__Task directions__. Would you set down the complete data below, exactly as shown?
▬▬▬
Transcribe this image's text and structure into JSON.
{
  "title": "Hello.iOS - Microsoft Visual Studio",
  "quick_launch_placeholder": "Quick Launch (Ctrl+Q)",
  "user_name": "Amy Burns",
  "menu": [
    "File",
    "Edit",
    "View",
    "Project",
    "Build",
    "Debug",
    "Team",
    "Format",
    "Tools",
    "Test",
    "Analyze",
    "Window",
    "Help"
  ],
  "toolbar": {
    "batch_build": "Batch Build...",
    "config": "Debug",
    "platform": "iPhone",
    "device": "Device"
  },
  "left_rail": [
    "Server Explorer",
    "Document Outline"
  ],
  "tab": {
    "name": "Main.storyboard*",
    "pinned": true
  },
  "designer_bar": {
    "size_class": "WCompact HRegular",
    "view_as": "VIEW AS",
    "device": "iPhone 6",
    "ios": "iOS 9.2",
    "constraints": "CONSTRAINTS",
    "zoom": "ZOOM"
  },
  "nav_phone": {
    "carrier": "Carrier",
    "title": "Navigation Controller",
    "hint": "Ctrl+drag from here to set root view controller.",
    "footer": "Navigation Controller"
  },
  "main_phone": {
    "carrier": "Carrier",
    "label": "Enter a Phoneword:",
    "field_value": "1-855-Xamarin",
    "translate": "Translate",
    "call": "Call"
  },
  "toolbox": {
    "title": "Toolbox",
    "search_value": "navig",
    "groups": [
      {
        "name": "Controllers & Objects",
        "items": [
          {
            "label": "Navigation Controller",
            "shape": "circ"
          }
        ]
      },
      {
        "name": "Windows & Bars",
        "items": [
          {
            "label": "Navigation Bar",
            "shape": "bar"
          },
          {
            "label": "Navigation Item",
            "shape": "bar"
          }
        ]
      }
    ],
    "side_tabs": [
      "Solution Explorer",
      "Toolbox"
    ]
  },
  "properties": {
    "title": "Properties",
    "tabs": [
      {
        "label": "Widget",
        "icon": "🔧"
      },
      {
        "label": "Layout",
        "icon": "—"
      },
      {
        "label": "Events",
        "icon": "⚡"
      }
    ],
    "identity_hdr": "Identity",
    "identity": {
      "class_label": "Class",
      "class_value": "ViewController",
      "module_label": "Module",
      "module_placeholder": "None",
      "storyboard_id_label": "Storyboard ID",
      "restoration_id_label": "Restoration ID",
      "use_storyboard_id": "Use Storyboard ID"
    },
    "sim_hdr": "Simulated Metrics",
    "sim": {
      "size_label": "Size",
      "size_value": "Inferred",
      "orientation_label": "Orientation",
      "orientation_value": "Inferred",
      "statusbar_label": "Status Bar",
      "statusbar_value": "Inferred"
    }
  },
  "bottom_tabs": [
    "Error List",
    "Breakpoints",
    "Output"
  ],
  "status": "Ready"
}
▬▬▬
__Expected answer__.
Transcribe this image's text and structure into JSON.
{
  "title": "Hello.iOS - Microsoft Visual Studio",
  "quick_launch_placeholder": "Quick Launch (Ctrl+Q)",
  "user_name": "Amy Burns",
  "menu": [
    "File",
    "Edit",
    "View",
    "Project",
    "Build",
    "Debug",
    "Team",
    "Format",
    "Tools",
    "Test",
    "Analyze",
    "Window",
    "Help"
  ],
  "toolbar": {
    "batch_build": "Batch Build...",
    "config": "Debug",
    "platform": "iPhone",
    "device": "Device"
  },
  "left_rail": [
    "Server Explorer",
    "Document Outline"
  ],
  "tab": {
    "name": "Main.storyboard*",
    "pinned": true
  },
  "designer_bar": {
    "size_class": "WCompact HRegular",
    "view_as": "VIEW AS",
    "device": "iPhone 6",
    "ios": "iOS 9.2",
    "constraints": "CONSTRAINTS",
    "zoom": "ZOOM"
  },
  "nav_phone": {
    "carrier": "Carrier",
    "title": "Navigation Controller",
    "hint": "Ctrl+drag from here to set root view controller.",
    "footer": "Navigation Controller"
  },
  "main_phone": {
    "carrier": "Carrier",
    "label": "Enter a Phoneword:",
    "field_value": "1-855-Xamarin",
    "translate": "Translate",
    "call": "Call"
  },
  "toolbox": {
    "title": "Toolbox",
    "search_value": "navig",
    "groups": [
      {
        "name": "Controllers & Objects",
        "items": [
          {
            "label": "Navigation Controller",
            "shape": "circ"
          }
        ]
      },
      {
        "name": "Windows & Bars",
        "items": [
          {
            "label": "Navigation Bar",
            "shape": "bar"
          },
          {
            "label": "Navigation Item",
            "shape": "bar"
          }
        ]
      }
    ],
    "side_tabs": [
      "Solution Explorer",
      "Toolbox"
    ]
  },
  "properties": {
    "title": "Properties",
    "tabs": [
      {
        "label": "Widget",
        "icon": "🔧"
      },
      {
        "label": "Layout",
        "icon": "—"
      },
      {
        "label": "Events",
        "icon": "⚡"
      }
    ],
    "identity_hdr": "Identity",
    "identity": {
      "class_label": "Class",
      "class_value": "ViewController",
      "module_label": "Module",
      "module_placeholder": "None",
      "storyboard_id_label": "Storyboard ID",
      "restoration_id_label": "Restoration ID",
      "use_storyboard_id": "Use Storyboard ID"
    },
    "sim_hdr": "Simulated Metrics",
    "sim": {
      "size_label": "Size",
      "size_value": "Inferred",
      "orientation_label": "Orientation",
      "orientation_value": "Inferred",
      "statusbar_label": "Status Bar",
      "statusbar_value": "Inferred"
    }
  },
  "bottom_tabs": [
    "Error List",
    "Breakpoints",
    "Output"
  ],
  "status": "Ready"
}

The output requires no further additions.